**Work order**
All of the lines below should be copied word for word.
····················
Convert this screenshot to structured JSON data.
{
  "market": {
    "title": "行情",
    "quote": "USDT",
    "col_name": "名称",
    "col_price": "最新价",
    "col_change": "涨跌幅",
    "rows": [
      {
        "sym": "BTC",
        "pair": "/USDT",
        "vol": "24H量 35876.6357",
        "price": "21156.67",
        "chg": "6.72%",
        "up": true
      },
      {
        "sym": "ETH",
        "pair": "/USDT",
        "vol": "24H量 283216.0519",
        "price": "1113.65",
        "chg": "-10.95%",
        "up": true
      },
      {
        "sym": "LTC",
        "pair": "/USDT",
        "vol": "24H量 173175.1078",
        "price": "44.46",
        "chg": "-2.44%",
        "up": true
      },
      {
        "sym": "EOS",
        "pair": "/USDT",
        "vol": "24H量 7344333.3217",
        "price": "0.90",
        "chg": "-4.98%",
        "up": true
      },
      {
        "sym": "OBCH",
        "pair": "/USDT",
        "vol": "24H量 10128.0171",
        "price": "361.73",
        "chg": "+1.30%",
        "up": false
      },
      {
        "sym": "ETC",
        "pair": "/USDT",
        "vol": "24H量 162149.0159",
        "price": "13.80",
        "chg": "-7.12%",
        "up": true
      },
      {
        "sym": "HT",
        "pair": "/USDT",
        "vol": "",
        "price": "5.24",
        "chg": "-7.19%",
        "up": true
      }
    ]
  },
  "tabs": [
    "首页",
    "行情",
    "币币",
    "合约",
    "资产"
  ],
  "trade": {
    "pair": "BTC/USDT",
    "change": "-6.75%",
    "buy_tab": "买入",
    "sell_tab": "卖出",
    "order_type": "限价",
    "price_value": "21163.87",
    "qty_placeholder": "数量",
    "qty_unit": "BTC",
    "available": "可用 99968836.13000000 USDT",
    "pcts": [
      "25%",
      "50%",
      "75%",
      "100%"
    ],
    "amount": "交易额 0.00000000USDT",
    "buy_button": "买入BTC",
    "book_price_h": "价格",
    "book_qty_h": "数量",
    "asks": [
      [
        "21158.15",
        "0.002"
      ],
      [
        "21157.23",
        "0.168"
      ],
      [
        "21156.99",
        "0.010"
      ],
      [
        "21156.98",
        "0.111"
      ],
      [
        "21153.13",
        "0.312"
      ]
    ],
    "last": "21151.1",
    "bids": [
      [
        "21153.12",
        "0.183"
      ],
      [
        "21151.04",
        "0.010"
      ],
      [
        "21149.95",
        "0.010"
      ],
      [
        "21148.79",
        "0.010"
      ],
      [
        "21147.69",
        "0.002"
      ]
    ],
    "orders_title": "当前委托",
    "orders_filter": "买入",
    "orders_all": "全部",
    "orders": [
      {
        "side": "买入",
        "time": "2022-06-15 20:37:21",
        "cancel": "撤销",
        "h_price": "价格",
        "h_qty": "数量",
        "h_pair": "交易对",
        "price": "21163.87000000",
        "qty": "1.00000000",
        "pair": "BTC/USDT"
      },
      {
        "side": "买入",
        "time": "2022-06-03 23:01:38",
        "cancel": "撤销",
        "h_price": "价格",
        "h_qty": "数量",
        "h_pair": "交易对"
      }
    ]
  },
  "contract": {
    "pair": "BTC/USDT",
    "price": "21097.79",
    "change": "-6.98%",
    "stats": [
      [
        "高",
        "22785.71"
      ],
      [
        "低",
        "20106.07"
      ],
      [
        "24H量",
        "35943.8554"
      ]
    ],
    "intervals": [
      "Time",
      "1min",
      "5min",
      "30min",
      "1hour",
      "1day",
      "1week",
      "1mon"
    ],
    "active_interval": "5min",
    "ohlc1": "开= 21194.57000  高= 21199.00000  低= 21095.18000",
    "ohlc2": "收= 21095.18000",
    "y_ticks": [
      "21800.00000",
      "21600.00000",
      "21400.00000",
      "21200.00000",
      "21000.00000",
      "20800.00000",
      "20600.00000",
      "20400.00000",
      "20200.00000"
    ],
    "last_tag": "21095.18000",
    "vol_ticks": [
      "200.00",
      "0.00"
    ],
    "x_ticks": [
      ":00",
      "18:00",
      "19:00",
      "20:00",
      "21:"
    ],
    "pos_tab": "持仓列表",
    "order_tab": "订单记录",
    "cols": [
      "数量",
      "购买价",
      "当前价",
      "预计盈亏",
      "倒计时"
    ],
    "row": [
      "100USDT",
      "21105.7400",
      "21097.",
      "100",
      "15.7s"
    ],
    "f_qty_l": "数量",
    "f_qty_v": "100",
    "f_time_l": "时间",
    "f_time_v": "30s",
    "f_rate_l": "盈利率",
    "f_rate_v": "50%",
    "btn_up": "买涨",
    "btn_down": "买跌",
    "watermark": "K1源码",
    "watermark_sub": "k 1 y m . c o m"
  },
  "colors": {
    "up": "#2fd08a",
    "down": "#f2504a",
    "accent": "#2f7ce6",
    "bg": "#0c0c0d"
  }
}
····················
**Result of this task**
Convert this screenshot to structured JSON data.
{
  "market": {
    "title": "行情",
    "quote": "USDT",
    "col_name": "名称",
    "col_price": "最新价",
    "col_change": "涨跌幅",
    "rows": [
      {
        "sym": "BTC",
        "pair": "/USDT",
        "vol": "24H量 35876.6357",
        "price": "21156.67",
        "chg": "6.72%",
        "up": true
      },
      {
        "sym": "ETH",
        "pair": "/USDT",
        "vol": "24H量 283216.0519",
        "price": "1113.65",
        "chg": "-10.95%",
        "up": true
      },
      {
        "sym": "LTC",
        "pair": "/USDT",
        "vol": "24H量 173175.1078",
        "price": "44.46",
        "chg": "-2.44%",
        "up": true
      },
      {
        "sym": "EOS",
        "pair": "/USDT",
        "vol": "24H量 7344333.3217",
        "price": "0.90",
        "chg": "-4.98%",
        "up": true
      },
      {
        "sym": "OBCH",
        "pair": "/USDT",
        "vol": "24H量 10128.0171",
        "price": "361.73",
        "chg": "+1.30%",
        "up": false
      },
      {
        "sym": "ETC",
        "pair": "/USDT",
        "vol": "24H量 162149.0159",
        "price": "13.80",
        "chg": "-7.12%",
        "up": true
      },
      {
        "sym": "HT",
        "pair": "/USDT",
        "vol": "",
        "price": "5.24",
        "chg": "-7.19%",
        "up": true
      }
    ]
  },
  "tabs": [
    "首页",
    "行情",
    "币币",
    "合约",
    "资产"
  ],
  "trade": {
    "pair": "BTC/USDT",
    "change": "-6.75%",
    "buy_tab": "买入",
    "sell_tab": "卖出",
    "order_type": "限价",
    "price_value": "21163.87",
    "qty_placeholder": "数量",
    "qty_unit": "BTC",
    "available": "可用 99968836.13000000 USDT",
    "pcts": [
      "25%",
      "50%",
      "75%",
      "100%"
    ],
    "amount": "交易额 0.00000000USDT",
    "buy_button": "买入BTC",
    "book_price_h": "价格",
    "book_qty_h": "数量",
    "asks": [
      [
        "21158.15",
        "0.002"
      ],
      [
        "21157.23",
        "0.168"
      ],
      [
        "21156.99",
        "0.010"
      ],
      [
        "21156.98",
        "0.111"
      ],
      [
        "21153.13",
        "0.312"
      ]
    ],
    "last": "21151.1",
    "bids": [
      [
        "21153.12",
        "0.183"
      ],
      [
        "21151.04",
        "0.010"
      ],
      [
        "21149.95",
        "0.010"
      ],
      [
        "21148.79",
        "0.010"
      ],
      [
        "21147.69",
        "0.002"
      ]
    ],
    "orders_title": "当前委托",
    "orders_filter": "买入",
    "orders_all": "全部",
    "orders": [
      {
        "side": "买入",
        "time": "2022-06-15 20:37:21",
        "cancel": "撤销",
        "h_price": "价格",
        "h_qty": "数量",
        "h_pair": "交易对",
        "price": "21163.87000000",
        "qty": "1.00000000",
        "pair": "BTC/USDT"
      },
      {
        "side": "买入",
        "time": "2022-06-03 23:01:38",
        "cancel": "撤销",
        "h_price": "价格",
        "h_qty": "数量",
        "h_pair": "交易对"
      }
    ]
  },
  "contract": {
    "pair": "BTC/USDT",
    "price": "21097.79",
    "change": "-6.98%",
    "stats": [
      [
        "高",
        "22785.71"
      ],
      [
        "低",
        "20106.07"
      ],
      [
        "24H量",
        "35943.8554"
      ]
    ],
    "intervals": [
      "Time",
      "1min",
      "5min",
      "30min",
      "1hour",
      "1day",
      "1week",
      "1mon"
    ],
    "active_interval": "5min",
    "ohlc1": "开= 21194.57000  高= 21199.00000  低= 21095.18000",
    "ohlc2": "收= 21095.18000",
    "y_ticks": [
      "21800.00000",
      "21600.00000",
      "21400.00000",
      "21200.00000",
      "21000.00000",
      "20800.00000",
      "20600.00000",
      "20400.00000",
      "20200.00000"
    ],
    "last_tag": "21095.18000",
    "vol_ticks": [
      "200.00",
      "0.00"
    ],
    "x_ticks": [
      ":00",
      "18:00",
      "19:00",
      "20:00",
      "21:"
    ],
    "pos_tab": "持仓列表",
    "order_tab": "订单记录",
    "cols": [
      "数量",
      "购买价",
      "当前价",
      "预计盈亏",
      "倒计时"
    ],
    "row": [
      "100USDT",
      "21105.7400",
      "21097.",
      "100",
      "15.7s"
    ],
    "f_qty_l": "数量",
    "f_qty_v": "100",
    "f_time_l": "时间",
    "f_time_v": "30s",
    "f_rate_l": "盈利率",
    "f_rate_v": "50%",
    "btn_up": "买涨",
    "btn_down": "买跌",
    "watermark": "K1源码",
    "watermark_sub": "k 1 y m . c o m"
  },
  "colors": {
    "up": "#2fd08a",
    "down": "#f2504a",
    "accent": "#2f7ce6",
    "bg": "#0c0c0d"
  }
}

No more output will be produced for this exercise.